Ben Jones looks at what England and Australia can expect tomorrow.
‘The Home of Cricket’ isn’t the best name for Lord’s. A home should be somewhere where you feel comfortable, where you feel able to relax – for good or for bad, Lord’s is not relaxing. It’s a place as awash with tradition and ceremony as any venue in the world, blessed and cursed by pomp and circumstance. Everything being done there has been done hundreds times before, by thousands of hands.
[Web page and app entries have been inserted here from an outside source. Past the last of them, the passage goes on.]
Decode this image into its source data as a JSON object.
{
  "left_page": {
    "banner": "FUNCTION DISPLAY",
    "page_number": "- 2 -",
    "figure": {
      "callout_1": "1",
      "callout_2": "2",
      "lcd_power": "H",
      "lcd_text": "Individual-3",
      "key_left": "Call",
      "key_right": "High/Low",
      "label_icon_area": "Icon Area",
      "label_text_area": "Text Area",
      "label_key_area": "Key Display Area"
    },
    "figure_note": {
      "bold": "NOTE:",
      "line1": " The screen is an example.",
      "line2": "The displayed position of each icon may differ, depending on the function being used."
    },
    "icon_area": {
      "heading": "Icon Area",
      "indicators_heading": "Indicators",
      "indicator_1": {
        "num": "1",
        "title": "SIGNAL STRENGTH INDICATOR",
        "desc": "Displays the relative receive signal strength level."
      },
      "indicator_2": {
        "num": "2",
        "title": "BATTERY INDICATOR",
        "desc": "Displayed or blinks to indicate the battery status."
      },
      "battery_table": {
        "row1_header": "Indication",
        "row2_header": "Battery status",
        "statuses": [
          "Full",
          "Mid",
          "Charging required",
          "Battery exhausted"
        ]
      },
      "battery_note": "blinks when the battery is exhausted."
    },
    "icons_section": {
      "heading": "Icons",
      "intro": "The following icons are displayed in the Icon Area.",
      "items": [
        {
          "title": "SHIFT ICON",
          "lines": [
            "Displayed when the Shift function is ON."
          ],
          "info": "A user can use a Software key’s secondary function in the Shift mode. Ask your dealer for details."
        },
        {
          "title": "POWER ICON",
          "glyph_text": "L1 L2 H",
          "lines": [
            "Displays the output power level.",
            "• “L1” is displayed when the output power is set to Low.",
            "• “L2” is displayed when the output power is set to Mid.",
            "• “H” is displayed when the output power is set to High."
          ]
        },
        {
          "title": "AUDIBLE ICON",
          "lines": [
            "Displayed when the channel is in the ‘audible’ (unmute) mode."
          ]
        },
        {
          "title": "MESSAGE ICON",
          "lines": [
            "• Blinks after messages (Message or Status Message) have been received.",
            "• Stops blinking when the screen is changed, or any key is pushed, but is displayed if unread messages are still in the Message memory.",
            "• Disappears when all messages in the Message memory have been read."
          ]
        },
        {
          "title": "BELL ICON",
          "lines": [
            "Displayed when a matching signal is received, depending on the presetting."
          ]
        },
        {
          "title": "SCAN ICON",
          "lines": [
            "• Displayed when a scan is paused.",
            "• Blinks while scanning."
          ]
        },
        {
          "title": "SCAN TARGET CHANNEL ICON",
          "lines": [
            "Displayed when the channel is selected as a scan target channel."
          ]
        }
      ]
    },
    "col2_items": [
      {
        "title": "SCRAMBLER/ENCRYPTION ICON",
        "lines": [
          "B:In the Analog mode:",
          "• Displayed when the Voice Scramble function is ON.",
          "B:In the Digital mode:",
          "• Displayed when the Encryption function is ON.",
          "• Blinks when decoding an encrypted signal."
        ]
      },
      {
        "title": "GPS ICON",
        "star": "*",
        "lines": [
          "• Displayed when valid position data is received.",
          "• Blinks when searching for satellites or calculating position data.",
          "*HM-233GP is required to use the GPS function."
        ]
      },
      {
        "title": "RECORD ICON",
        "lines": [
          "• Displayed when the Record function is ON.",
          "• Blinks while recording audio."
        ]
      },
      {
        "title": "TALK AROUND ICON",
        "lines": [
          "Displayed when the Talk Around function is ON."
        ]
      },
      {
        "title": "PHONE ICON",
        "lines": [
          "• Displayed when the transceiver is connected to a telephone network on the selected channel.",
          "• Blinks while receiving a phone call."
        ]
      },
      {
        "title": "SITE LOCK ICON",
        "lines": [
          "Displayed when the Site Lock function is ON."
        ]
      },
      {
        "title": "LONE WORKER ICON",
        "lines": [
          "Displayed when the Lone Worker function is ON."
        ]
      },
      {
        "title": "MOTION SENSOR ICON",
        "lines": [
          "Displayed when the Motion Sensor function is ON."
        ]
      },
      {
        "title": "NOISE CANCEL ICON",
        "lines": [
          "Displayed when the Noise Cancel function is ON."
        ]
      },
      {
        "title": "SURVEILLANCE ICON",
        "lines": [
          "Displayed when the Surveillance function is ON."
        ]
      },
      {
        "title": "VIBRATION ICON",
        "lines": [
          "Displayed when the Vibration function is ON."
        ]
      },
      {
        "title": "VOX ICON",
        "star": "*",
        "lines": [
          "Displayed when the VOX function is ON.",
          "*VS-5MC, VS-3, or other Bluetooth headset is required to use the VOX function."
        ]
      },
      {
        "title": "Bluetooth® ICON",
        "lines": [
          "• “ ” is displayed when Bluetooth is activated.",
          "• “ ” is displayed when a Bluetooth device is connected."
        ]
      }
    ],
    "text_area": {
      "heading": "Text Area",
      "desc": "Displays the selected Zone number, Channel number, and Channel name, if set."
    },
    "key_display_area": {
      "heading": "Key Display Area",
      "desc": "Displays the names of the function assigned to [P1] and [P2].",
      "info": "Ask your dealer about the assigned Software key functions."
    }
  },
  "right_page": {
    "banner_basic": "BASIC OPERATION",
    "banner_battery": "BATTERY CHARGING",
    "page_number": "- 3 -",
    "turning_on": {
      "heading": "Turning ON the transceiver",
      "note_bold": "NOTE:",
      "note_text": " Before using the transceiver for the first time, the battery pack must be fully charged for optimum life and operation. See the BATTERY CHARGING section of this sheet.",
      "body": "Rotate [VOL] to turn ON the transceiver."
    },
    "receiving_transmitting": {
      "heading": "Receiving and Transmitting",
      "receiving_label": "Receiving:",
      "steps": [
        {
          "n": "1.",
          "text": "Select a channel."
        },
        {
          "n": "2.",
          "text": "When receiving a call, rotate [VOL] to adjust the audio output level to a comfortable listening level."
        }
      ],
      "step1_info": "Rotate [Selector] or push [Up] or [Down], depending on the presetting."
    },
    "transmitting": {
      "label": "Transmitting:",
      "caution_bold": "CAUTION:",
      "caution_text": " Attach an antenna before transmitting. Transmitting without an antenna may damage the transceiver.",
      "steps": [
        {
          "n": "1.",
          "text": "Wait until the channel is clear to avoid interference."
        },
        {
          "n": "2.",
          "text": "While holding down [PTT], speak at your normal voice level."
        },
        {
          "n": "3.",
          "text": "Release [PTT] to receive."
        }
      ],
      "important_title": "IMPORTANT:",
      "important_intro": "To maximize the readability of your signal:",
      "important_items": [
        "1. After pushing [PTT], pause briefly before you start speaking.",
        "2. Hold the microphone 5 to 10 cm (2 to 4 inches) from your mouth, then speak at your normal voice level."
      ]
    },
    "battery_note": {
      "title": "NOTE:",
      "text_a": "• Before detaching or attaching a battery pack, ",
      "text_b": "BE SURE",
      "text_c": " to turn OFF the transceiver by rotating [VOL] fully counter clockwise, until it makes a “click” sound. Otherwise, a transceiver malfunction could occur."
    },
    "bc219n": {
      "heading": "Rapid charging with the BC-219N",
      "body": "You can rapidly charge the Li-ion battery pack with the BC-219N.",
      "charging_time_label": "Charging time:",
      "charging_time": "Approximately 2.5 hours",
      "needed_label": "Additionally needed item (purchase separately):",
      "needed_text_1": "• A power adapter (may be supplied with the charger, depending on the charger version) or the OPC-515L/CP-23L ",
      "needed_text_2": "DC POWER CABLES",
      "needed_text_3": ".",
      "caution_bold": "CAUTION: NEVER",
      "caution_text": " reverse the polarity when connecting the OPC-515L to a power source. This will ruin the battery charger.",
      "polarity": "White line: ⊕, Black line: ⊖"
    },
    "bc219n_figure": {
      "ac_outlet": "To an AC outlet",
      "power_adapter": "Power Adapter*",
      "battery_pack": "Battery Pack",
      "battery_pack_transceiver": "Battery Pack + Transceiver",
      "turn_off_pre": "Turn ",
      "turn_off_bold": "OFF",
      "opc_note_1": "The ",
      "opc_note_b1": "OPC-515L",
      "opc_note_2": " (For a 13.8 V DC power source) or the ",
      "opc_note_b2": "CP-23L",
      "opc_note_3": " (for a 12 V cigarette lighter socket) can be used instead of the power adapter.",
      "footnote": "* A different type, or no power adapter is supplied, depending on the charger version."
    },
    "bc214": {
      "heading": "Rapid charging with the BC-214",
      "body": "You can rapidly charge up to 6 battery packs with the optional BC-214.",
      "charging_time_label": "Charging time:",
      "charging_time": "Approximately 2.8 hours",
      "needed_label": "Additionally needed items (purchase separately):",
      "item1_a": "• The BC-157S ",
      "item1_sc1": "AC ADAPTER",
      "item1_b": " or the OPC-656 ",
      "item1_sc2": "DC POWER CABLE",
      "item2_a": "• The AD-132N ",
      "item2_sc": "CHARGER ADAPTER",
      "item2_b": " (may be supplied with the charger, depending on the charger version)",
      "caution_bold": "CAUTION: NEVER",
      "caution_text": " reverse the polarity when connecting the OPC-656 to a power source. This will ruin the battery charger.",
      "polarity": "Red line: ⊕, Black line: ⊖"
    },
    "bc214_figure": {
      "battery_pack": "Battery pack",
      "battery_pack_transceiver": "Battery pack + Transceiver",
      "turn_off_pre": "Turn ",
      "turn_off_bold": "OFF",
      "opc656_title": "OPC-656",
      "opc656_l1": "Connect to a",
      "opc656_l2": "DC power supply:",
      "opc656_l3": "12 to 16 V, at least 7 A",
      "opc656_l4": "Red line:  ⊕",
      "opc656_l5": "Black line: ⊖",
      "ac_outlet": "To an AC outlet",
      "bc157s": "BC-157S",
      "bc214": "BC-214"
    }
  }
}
It’s appropriate then that Lord’s, this most traditional and historic venue, has been the most resistant to Eoin Morgan’s thoroughly modern white ball revolution. England have risen to No.1 in the world with their ultra-aggressive batting, and haven’t lost any of their last 12 bilateral series. Of every venue in England and Wales, there’s nowhere England have lost more regularly than Lord’s since the last World Cup.
There are probably a few reasons for that, reasons that go beyond the vagaries of stuffy corridors and starched collars. The old idea of touring teams raising their game at one of cricket’s most famous venues probably holds water, as does the equally well trodden idea of a less than boisterous home crowd offering less support than other grounds around the country. Lord’s isn’t a library, but it’s not Edgbaston on a Saturday.
Yet the most straightforward reason for England’s tough time is the 22 yards of grass in the middle of the field, rather than the people packed in the stands at the edge of it. Since Morgan took genuine control of this side, after the 2015 debacle, the Lord’s pitch has not been a great one for crash-bang attacking cricket. It has been the third slowest scoring venue in the country; this England side, in case you hadn’t noticed, quite enjoy high-scoring matches, the sort of match which Lord’s doesn’t tend to provide.
It goes beyond that simple 5.62rpo though. That could be influenced by all sorts of things, from the quality of the players in any given match, to the status of the match within any given series. There are more objective ways of showing that Lord’s has been one of the most difficult pitches in the country for white ball batting for a while now.
PitchViz uses ball-tracking data to calculate a range of qualities held by any pitch – pace, turn, bounce, and several others, are all considered. This is then used to give each surface a rating out of 10, where 10/10 is the toughest to bat on, and 0/10 is the easiest. Since the last World Cup, Lord’s has a PitchViz Rating of 5.7 – only three grounds in the country are considered more difficult for batting.
Thus, Lord’s being an unhappy hunting ground for England fits into a broader trend. England don’t like playing on difficult surfaces; you can read more about that here, but the jist is that when the pitches are slower and harder to bat on, England are less likely to win.
And so it’s less than ideal for England that the most important match they’ve played since the 2017 Champions Trophy semi-final will likely be played on a pitch exactly like that. The early photographs of the surface, which always do the rounds the day before matches, suggest that the Lord’s surface is a green one. What that translates to in the way of bounce/seam movement is less exact than many would have you believe, but on a superficial level, it doesn’t look like a road.
Whilst this will make English eyes nervous, it will excite Australian ones. Aaron Finch’s side feel rather differently about this sort of surface. Since the Champions Trophy, Australia have completed 37 ODIs. On the nine toughest pitches in that time according to their PitchViz rating, they have won six matches; on the nine easiest pitches, they have won three.
Australia’s conservative game-plan suits the sort of wicket we’re likely to see in St Johns Wood on Tuesday. They look to get through that first 10 overs without losing a wicket, something they have done in five of their six World Cup matches so far. They then ask a lot of Glenn Maxwell and Marcus Stoinis’ hitting strength, but the former being in such outstanding nick is allowing them to make commanding totals on tricky pitches. At their best – which is what we’ve seen so far in this tournament – they can make very competitive totals while minimising risk. They should enjoy this surface. As was always the way in all those Ashes Tests before 2009, Australia are much more at home at Lord’s than England are.
England need to be aware of their failings in order to overcome them, and they’re under no illusions in that dressing room – they know they need to improve in difficult conditions. However they also need to remember that bilateral series aren’t meaningless. The fact that they’ve gone unbeaten in 12 series is a sign that they can win in a variety of conditions, against a variety of teams, in a variety of contexts. The narrative that has started to take hold, that England have somehow cheated their way to being the best in the world by preparing flat pitches, is just wrong. England need to prove that tomorrow – or their reputation, their semi-final spot, and their status as the best team in the world, will all be up for grabs.
Ben Jones is an analyst at CricViz.